AUSTIN, TX, Jan. 29, 2002 - An article in the Dallas Morning News reported that on January 28, Gov. Rick Perry announced a $175 billion blueprint for Texas transportation, calling for 4,000 miles of new toll roads, high-speed rail lines and pipelines to complement the state's aging and congested transportation network.
Governor Perry noted in the article that without changes, Texas roads will choke as the state is expected to double its population in 20 years. "I say nothing is too big for Texas when economic security and quality of life are at stake."
According to the article, Perry's plan, the Trans Texas Corridor, would put an intrastate rail system alongside highways and underground pipelines, dramatically changing Texas' transportation scenery within 50 years. At this point the plan apparently has limited funding.
In the article, the governor said Texas should use an array of recently approved funding methods to pay for the corridor - and not raise taxes. Those methods include public-private toll partnerships, exclusive development agreements and state bond revenue to cover the costs of building roads in undeveloped areas. Perry aides said that current state plans call for $100 billion in road construction in the next 50 to 75 years. He wants to add $75 billion in new projects.
According to the article, Texas voters in November approved a constitutional amendment creating the Texas Mobility Fund, which can issue bonds for road projects. That fund cannot be filled with existing federal highway money, so state legislators must dedicate money to it from elsewhere in the state's lean budget.
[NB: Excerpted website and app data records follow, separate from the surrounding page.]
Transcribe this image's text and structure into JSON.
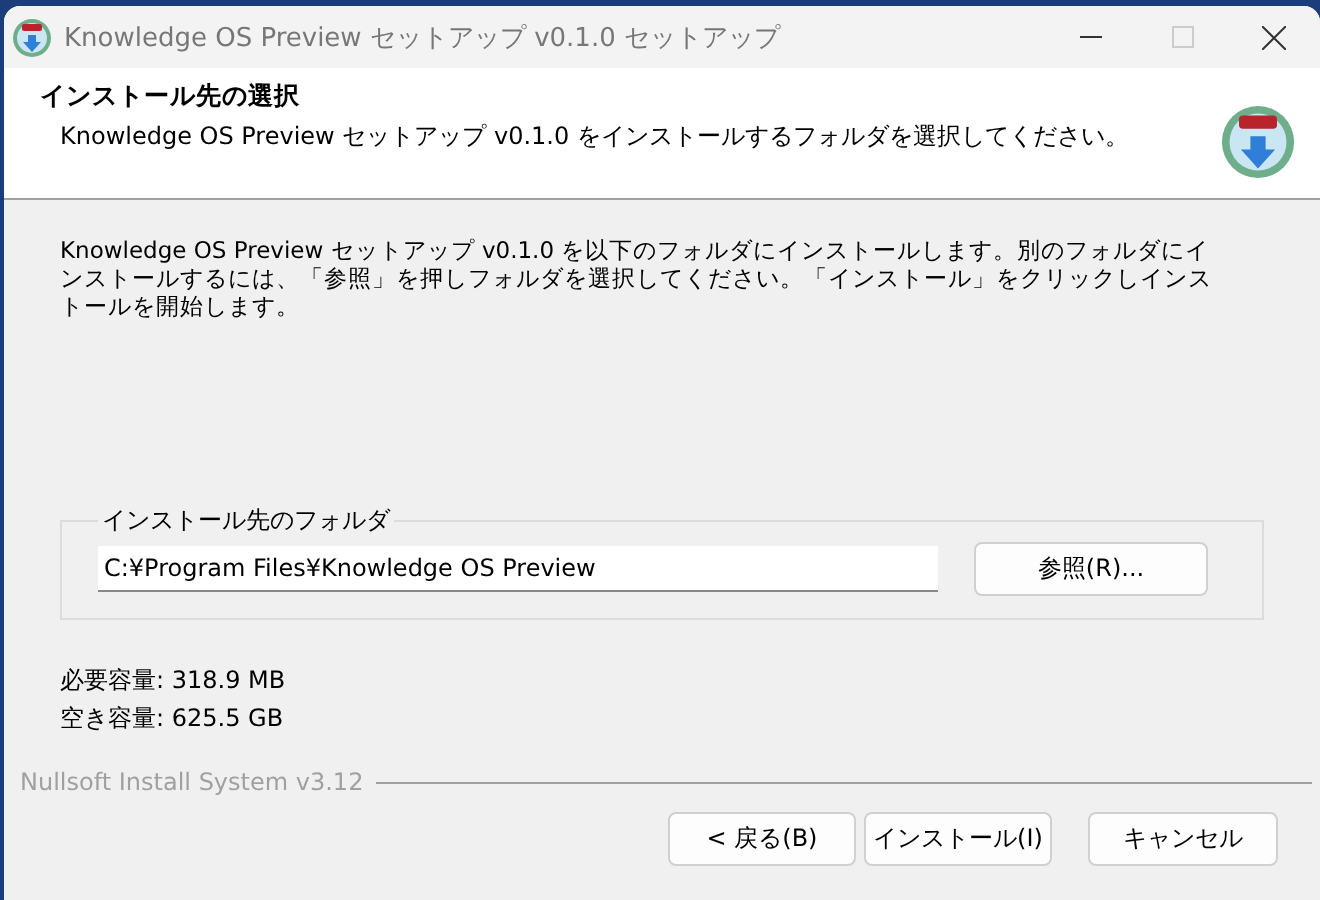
{
  "window": {
    "title": "Knowledge OS Preview セットアップ v0.1.0 セットアップ"
  },
  "header": {
    "title": "インストール先の選択",
    "subtitle": "Knowledge OS Preview セットアップ v0.1.0 をインストールするフォルダを選択してください。"
  },
  "description": "Knowledge OS Preview セットアップ v0.1.0 を以下のフォルダにインストールします。別のフォルダにインストールするには、「参照」を押しフォルダを選択してください。「インストール」をクリックしインストールを開始します。",
  "folder_group": {
    "label": "インストール先のフォルダ",
    "path": "C:¥Program Files¥Knowledge OS Preview",
    "browse_button": "参照(R)..."
  },
  "space": {
    "required": "必要容量: 318.9 MB",
    "available": "空き容量: 625.5 GB"
  },
  "branding": "Nullsoft Install System v3.12",
  "buttons": [
    {
      "label": "< 戻る(B)",
      "kind": "back"
    },
    {
      "label": "インストール(I)",
      "kind": "primary"
    },
    {
      "label": "キャンセル",
      "kind": "cancel"
    }
  ]
}
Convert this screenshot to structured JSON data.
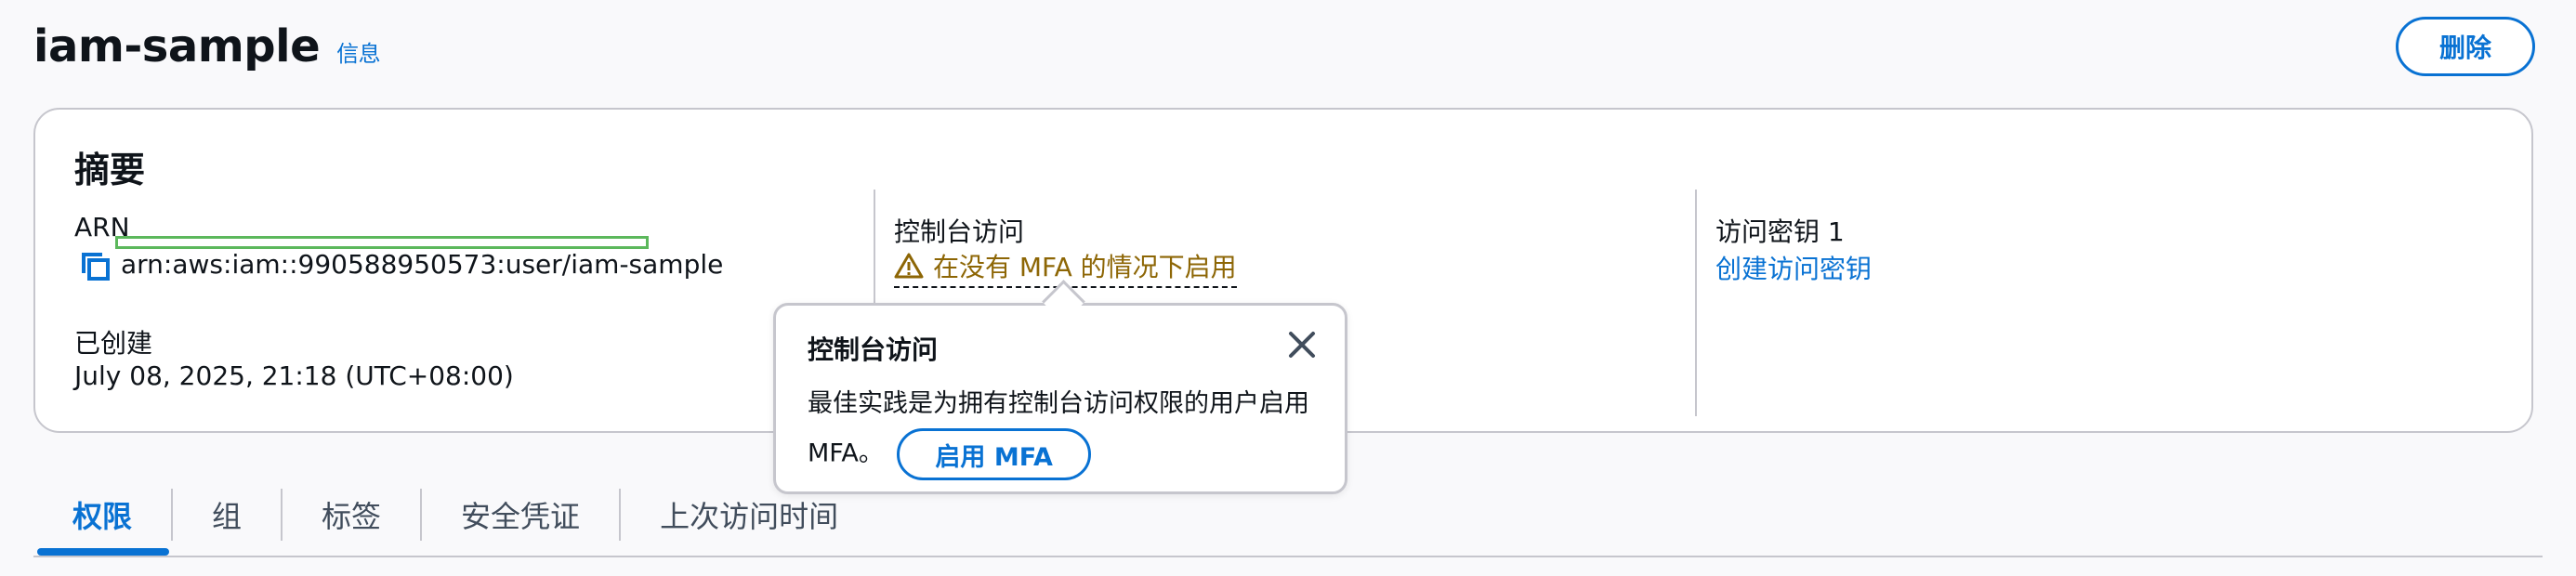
{
  "page": {
    "title": "iam-sample",
    "info_link": "信息",
    "delete_button": "删除"
  },
  "summary": {
    "heading": "摘要",
    "arn_label": "ARN",
    "arn_value": "arn:aws:iam::990588950573:user/iam-sample",
    "created_label": "已创建",
    "created_value": "July 08, 2025, 21:18 (UTC+08:00)",
    "console_label": "控制台访问",
    "console_value": "在没有 MFA 的情况下启用",
    "access_key_label": "访问密钥 1",
    "access_key_link": "创建访问密钥"
  },
  "popover": {
    "title": "控制台访问",
    "body": "最佳实践是为拥有控制台访问权限的用户启用 MFA。",
    "button": "启用 MFA"
  },
  "tabs": [
    {
      "label": "权限",
      "active": true
    },
    {
      "label": "组",
      "active": false
    },
    {
      "label": "标签",
      "active": false
    },
    {
      "label": "安全凭证",
      "active": false
    },
    {
      "label": "上次访问时间",
      "active": false
    }
  ],
  "colors": {
    "accent": "#0972d3",
    "warning": "#8d6605",
    "border": "#c6c6cd",
    "highlight": "#5cb85c"
  },
  "icons": {
    "copy": "copy-icon",
    "warning": "warning-icon",
    "close": "close-icon"
  }
}
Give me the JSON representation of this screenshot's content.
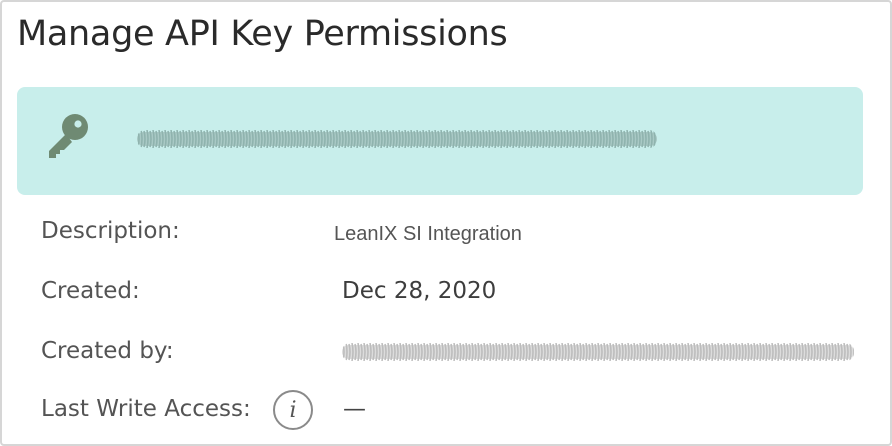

Transportation policymakers have hoped to be able to set aside $100 million from the state's general fund, an amount that would net $1 billion in bond revenue. Another funding option allows the state to set aside about $500 million in federal highway funds to spend on joint toll road projects with regional agencies. That option, however, also has not been used. All federal funds for the next few years have been allocated for non-toll road projects.
The article goes on to say that progress could be seen as early as summer, when the Texas Department of Transportation must offer its initial assessment of the plan, along with details on how to design and finance the corridors. According to concept drawings, the state would buy 1,000-foot-wide swaths of land that parallel many major highways, offering relief routes around many congested urban areas.
Those swaths would feature three vehicle lanes in each direction, high-speed freight and passenger rail lines, regional commuter and freight lines, and underground pipelines that could carry water, electricity, fiber-optic cables, oil and natural gas. The pipelines could boost economic development in the state's more rural areas by guaranteeing delivery of utilities to growing areas, according to some supporters. As reported in the article, rail and pipeline operations could be built, operated and maintained by private groups, but the state would own the land and charge fees to pipeline companies. Toll roads will be a featured component, but no estimated tolls have been announced.
Mr. Perry's plan also calls for corridors to extend into sparsely populated West Texas and the Panhandle.
Dallas Morning News: